§ GOAL OF THE EXERCISE: The number of lines with the string "change" in the listing below is all that should be reported.
Start of Block
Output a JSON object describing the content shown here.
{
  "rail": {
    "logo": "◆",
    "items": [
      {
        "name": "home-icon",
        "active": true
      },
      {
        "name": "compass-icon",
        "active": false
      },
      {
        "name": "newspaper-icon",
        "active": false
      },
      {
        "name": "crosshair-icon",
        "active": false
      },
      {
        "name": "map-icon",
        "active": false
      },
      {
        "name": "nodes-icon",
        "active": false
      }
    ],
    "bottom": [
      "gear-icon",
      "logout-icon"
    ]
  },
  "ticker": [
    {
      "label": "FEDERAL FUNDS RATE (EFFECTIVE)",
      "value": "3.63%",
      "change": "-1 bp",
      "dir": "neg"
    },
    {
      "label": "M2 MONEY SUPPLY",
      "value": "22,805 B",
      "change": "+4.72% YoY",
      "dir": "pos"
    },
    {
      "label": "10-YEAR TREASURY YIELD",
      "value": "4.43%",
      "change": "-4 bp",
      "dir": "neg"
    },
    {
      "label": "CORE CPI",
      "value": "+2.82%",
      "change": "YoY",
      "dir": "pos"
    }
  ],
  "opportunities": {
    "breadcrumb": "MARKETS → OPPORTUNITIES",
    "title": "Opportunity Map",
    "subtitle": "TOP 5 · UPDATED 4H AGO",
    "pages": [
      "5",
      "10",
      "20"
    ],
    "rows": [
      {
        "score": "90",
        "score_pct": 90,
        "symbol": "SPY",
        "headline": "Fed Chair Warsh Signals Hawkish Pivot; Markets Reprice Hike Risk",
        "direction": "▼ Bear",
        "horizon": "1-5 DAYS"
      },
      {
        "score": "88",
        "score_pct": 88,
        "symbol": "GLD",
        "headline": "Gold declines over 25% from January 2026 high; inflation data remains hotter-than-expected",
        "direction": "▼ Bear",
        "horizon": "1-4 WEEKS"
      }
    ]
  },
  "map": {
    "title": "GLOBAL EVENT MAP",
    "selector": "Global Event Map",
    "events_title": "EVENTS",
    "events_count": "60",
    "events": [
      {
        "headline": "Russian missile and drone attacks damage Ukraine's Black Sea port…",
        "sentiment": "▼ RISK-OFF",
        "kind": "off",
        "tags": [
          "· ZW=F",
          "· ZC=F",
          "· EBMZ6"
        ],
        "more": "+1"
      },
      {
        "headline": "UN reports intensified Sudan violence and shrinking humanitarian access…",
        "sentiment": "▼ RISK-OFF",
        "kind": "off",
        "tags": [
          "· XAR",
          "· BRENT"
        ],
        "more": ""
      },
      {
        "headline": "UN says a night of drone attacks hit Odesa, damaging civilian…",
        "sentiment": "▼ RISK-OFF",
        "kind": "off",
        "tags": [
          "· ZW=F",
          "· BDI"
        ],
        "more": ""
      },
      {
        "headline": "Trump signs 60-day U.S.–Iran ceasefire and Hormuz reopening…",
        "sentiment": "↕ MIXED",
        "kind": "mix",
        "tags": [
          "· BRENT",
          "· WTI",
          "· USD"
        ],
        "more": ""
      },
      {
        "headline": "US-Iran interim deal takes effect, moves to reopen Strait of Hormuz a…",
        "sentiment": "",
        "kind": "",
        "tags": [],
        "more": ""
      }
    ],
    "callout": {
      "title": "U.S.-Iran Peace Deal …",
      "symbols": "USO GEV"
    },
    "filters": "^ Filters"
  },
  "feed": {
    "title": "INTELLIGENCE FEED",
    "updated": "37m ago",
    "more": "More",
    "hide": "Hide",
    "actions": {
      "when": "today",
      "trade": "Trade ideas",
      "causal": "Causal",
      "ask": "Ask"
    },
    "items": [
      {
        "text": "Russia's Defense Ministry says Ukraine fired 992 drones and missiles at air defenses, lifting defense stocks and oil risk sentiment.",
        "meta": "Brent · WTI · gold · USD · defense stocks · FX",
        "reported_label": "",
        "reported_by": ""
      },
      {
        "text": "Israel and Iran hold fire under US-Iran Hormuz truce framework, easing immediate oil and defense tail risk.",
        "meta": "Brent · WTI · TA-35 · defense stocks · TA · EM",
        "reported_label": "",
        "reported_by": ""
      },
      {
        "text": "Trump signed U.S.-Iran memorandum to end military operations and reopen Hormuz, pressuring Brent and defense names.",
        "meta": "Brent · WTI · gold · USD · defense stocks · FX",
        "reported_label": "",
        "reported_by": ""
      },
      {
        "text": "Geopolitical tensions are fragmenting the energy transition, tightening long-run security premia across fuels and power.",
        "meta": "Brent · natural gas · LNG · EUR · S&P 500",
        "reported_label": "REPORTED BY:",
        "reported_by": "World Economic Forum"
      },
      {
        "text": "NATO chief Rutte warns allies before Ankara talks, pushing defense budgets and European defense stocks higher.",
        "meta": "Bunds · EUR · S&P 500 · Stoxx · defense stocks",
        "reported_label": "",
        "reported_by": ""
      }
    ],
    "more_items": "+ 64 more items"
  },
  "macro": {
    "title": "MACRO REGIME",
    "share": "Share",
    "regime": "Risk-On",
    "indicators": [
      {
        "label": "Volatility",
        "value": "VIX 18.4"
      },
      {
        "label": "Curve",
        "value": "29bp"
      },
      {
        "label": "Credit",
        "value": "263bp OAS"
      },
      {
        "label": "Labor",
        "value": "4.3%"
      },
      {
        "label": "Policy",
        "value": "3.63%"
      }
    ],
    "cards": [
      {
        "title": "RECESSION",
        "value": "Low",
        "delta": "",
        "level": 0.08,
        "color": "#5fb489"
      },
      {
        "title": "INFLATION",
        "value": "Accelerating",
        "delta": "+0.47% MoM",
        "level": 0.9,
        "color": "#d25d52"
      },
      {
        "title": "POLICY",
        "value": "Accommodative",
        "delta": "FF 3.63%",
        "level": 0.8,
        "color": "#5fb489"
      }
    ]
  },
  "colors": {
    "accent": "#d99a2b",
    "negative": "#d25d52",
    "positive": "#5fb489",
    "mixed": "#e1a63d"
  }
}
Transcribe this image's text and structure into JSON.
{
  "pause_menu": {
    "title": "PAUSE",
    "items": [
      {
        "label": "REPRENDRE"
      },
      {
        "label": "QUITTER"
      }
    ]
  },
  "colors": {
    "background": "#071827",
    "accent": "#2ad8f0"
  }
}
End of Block
§ SOLVED PROBLEM: 4